▸ **What is being asked**: The required answer is an exact copy of every entry underneath.
○ ○ ○
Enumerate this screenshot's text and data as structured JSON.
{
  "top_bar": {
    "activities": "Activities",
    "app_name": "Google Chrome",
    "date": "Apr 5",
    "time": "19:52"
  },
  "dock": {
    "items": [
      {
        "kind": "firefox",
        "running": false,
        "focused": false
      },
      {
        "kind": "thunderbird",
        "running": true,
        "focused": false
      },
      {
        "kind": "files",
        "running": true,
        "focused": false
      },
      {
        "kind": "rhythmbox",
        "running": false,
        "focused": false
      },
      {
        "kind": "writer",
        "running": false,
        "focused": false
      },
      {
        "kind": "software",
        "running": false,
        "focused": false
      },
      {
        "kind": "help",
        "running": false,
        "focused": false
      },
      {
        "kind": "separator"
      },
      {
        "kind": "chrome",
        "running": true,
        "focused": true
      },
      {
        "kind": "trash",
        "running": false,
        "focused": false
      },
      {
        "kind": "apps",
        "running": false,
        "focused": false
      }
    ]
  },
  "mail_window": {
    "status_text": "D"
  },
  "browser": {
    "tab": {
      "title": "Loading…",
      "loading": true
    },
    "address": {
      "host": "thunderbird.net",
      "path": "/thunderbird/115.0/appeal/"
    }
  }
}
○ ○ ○
▸ **Solution**:
Enumerate this screenshot's text and data as structured JSON.
{
  "top_bar": {
    "activities": "Activities",
    "app_name": "Google Chrome",
    "date": "Apr 5",
    "time": "19:52"
  },
  "dock": {
    "items": [
      {
        "kind": "firefox",
        "running": false,
        "focused": false
      },
      {
        "kind": "thunderbird",
        "running": true,
        "focused": false
      },
      {
        "kind": "files",
        "running": true,
        "focused": false
      },
      {
        "kind": "rhythmbox",
        "running": false,
        "focused": false
      },
      {
        "kind": "writer",
        "running": false,
        "focused": false
      },
      {
        "kind": "software",
        "running": false,
        "focused": false
      },
      {
        "kind": "help",
        "running": false,
        "focused": false
      },
      {
        "kind": "separator"
      },
      {
        "kind": "chrome",
        "running": true,
        "focused": true
      },
      {
        "kind": "trash",
        "running": false,
        "focused": false
      },
      {
        "kind": "apps",
        "running": false,
        "focused": false
      }
    ]
  },
  "mail_window": {
    "status_text": "D"
  },
  "browser": {
    "tab": {
      "title": "Loading…",
      "loading": true
    },
    "address": {
      "host": "thunderbird.net",
      "path": "/thunderbird/115.0/appeal/"
    }
  }
}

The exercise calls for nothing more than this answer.